Task brief>
Find the lines of data that contain the string "true", then list them.

>>>>>

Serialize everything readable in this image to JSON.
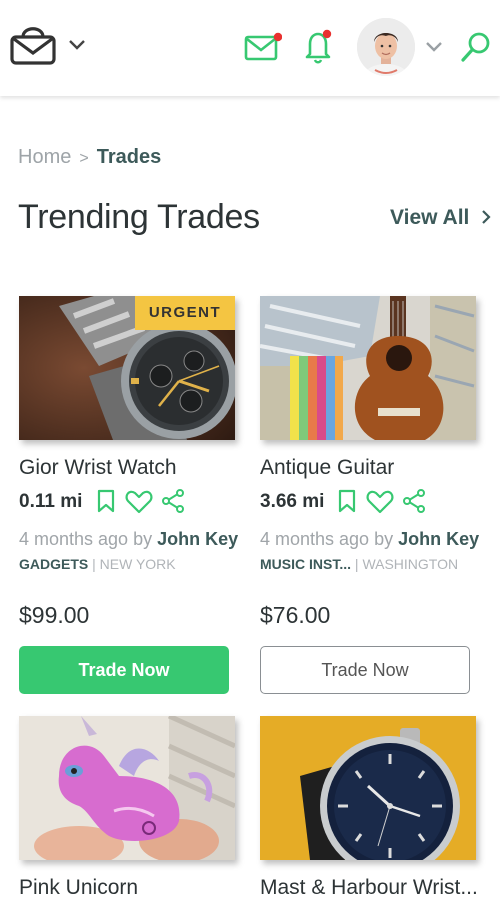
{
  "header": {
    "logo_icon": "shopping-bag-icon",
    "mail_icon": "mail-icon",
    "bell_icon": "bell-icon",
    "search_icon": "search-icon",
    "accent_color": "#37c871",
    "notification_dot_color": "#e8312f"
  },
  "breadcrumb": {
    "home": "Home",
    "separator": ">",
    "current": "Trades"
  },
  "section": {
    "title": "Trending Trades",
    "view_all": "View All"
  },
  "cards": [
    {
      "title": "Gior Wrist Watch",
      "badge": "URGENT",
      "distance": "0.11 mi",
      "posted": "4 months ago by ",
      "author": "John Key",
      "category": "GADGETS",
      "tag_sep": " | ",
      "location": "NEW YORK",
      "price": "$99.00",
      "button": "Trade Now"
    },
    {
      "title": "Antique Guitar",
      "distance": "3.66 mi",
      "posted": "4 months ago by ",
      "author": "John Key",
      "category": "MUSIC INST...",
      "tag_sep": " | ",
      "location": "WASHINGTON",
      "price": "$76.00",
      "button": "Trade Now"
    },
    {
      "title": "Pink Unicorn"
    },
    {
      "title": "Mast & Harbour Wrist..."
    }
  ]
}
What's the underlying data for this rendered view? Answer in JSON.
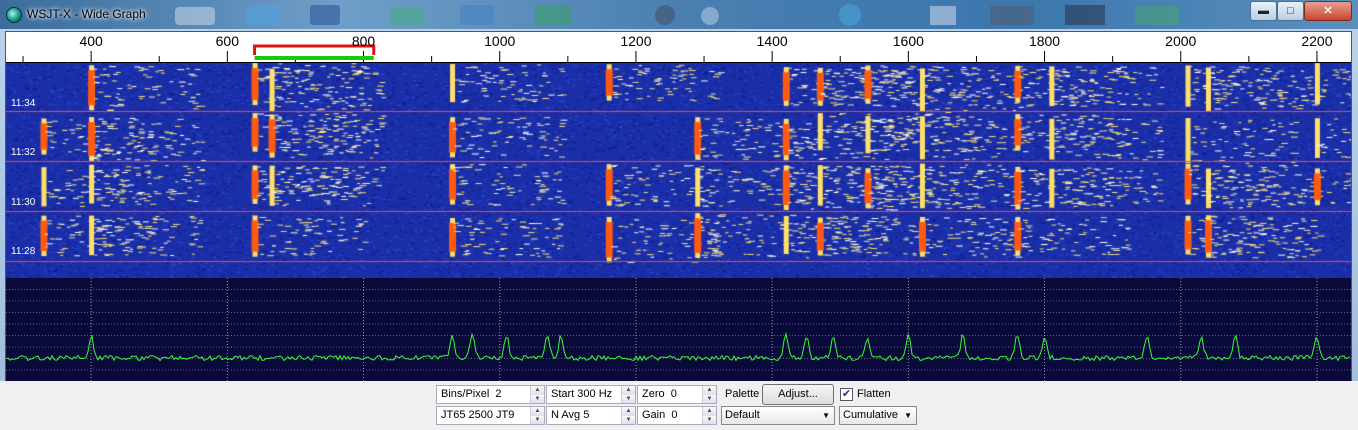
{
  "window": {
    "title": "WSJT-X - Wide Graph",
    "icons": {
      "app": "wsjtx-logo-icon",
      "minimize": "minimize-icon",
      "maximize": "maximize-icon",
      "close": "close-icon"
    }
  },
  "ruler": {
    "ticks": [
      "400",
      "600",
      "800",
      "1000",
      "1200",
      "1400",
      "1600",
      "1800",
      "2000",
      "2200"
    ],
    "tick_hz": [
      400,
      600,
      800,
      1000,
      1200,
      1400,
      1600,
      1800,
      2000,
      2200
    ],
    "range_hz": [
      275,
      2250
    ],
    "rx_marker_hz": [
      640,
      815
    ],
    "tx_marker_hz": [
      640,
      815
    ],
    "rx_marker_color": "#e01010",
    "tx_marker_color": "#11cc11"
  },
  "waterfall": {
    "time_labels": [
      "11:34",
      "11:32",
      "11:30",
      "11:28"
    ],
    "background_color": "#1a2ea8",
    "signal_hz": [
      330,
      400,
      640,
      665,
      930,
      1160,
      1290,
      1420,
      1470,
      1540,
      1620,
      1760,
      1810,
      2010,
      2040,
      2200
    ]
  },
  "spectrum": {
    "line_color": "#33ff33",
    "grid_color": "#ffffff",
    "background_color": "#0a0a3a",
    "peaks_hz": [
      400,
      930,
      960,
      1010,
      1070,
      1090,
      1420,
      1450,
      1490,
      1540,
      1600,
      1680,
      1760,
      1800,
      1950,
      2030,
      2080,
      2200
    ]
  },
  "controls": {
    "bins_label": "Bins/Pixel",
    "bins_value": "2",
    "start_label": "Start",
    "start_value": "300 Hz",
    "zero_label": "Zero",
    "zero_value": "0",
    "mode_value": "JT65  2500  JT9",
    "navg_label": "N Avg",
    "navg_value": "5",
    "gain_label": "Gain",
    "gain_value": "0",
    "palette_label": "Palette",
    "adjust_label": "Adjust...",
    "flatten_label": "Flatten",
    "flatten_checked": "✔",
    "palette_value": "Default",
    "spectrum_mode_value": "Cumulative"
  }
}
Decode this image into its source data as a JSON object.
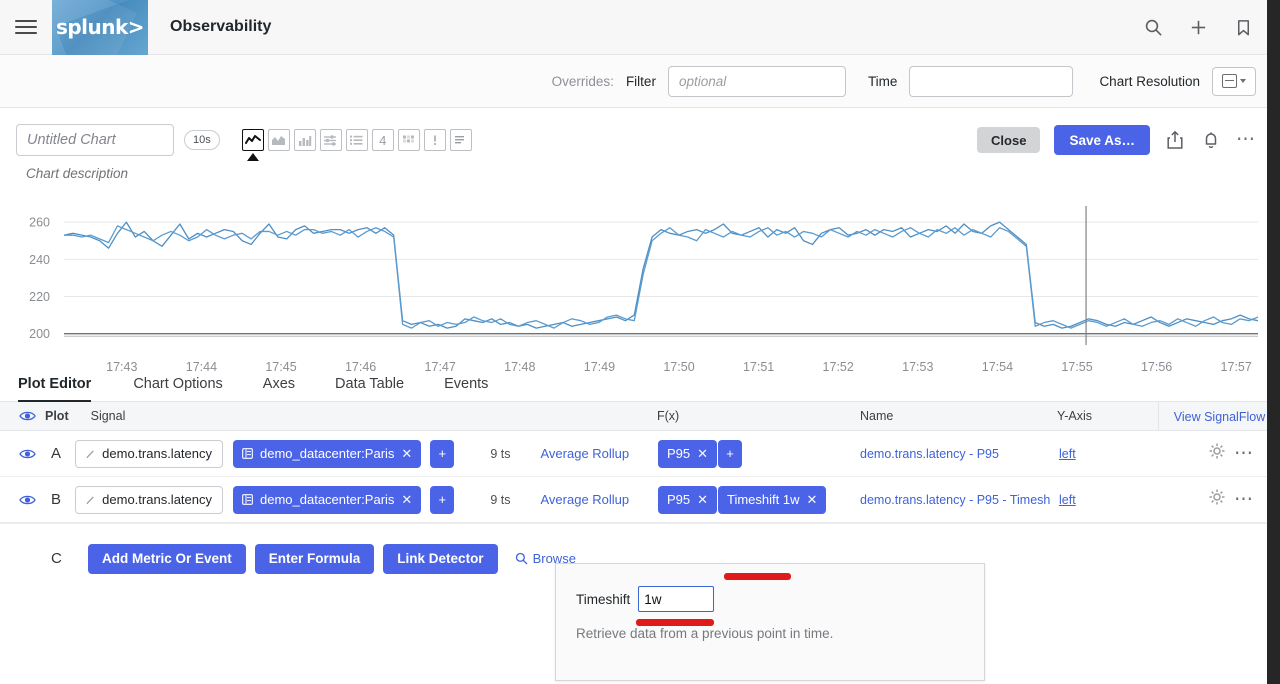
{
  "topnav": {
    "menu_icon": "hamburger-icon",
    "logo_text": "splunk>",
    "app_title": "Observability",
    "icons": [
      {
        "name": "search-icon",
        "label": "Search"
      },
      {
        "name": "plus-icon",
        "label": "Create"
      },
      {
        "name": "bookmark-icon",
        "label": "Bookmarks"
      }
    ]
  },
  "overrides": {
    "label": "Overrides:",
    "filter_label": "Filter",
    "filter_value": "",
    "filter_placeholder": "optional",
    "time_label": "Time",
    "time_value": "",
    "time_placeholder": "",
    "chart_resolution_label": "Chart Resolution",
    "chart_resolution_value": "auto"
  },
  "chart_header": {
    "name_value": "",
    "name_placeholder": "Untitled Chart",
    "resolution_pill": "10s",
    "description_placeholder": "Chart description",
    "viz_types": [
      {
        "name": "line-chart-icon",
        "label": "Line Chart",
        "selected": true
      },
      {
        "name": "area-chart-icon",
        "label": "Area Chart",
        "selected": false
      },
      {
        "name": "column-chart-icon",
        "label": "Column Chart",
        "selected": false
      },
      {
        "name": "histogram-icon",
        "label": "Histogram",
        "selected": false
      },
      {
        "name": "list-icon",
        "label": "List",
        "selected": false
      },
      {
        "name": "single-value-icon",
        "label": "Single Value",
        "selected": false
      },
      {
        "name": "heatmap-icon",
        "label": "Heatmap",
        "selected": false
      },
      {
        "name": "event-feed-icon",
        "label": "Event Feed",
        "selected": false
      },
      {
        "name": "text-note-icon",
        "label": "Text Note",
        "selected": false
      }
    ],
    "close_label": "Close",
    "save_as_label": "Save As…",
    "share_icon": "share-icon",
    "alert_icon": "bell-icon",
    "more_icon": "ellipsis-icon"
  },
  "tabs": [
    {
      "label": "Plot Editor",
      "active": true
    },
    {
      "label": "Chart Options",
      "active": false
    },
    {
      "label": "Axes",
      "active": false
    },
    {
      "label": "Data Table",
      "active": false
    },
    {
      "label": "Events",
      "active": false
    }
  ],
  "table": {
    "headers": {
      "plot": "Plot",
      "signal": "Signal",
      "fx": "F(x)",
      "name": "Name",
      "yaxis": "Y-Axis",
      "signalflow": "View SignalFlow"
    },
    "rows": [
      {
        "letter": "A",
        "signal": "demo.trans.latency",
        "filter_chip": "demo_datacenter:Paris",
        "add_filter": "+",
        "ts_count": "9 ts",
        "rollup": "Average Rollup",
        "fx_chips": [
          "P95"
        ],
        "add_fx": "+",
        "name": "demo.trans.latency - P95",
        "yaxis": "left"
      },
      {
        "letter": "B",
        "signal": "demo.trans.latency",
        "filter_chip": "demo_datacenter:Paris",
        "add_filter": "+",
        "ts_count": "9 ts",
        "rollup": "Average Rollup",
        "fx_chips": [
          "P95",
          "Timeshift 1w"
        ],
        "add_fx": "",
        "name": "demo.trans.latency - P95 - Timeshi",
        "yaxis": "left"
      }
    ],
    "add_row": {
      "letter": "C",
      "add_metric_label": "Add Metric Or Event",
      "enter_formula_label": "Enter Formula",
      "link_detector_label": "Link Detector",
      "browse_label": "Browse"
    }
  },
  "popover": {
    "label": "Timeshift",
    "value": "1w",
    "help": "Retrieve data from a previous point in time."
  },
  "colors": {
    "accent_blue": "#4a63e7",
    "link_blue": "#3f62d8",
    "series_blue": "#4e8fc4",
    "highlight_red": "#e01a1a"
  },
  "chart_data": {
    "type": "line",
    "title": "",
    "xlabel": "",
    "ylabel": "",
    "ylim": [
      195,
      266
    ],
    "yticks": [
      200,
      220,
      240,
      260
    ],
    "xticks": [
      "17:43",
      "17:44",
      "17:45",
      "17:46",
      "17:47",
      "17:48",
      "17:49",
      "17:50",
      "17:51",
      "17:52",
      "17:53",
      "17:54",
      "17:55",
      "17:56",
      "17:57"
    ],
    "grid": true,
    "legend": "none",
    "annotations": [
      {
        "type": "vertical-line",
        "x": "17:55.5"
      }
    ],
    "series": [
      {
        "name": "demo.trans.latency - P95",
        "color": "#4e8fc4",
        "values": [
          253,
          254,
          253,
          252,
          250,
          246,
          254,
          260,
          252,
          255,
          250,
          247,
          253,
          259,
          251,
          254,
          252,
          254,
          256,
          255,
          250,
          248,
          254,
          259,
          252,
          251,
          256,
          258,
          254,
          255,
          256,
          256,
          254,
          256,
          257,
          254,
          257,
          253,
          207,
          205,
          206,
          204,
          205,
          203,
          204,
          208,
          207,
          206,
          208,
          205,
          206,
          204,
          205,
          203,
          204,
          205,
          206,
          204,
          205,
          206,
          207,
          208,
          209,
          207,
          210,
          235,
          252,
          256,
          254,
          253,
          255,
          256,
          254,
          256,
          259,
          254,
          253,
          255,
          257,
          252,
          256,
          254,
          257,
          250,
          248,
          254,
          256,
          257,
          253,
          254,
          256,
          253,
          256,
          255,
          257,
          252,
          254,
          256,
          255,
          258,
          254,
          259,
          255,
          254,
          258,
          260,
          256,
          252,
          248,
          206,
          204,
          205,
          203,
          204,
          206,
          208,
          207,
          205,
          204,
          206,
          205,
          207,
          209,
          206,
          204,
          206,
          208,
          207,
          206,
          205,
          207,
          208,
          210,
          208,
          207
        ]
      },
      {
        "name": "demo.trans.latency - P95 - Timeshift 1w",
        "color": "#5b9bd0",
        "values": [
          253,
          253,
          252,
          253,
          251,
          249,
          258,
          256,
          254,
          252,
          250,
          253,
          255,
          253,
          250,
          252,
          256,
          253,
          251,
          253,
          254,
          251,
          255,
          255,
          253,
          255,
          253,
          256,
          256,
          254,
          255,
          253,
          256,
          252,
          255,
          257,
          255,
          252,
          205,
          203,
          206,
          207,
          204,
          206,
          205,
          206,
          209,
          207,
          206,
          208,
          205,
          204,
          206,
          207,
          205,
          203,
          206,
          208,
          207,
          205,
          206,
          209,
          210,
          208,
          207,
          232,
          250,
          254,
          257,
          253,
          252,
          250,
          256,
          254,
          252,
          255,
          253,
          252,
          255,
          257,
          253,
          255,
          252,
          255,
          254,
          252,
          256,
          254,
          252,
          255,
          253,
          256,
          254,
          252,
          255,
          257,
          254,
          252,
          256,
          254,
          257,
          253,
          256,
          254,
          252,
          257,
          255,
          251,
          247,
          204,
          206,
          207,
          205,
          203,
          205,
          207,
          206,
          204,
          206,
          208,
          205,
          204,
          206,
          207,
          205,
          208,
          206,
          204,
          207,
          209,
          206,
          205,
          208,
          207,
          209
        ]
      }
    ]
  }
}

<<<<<

Output of the exercise>
        "selected": true
      "active": true
    "grid": true,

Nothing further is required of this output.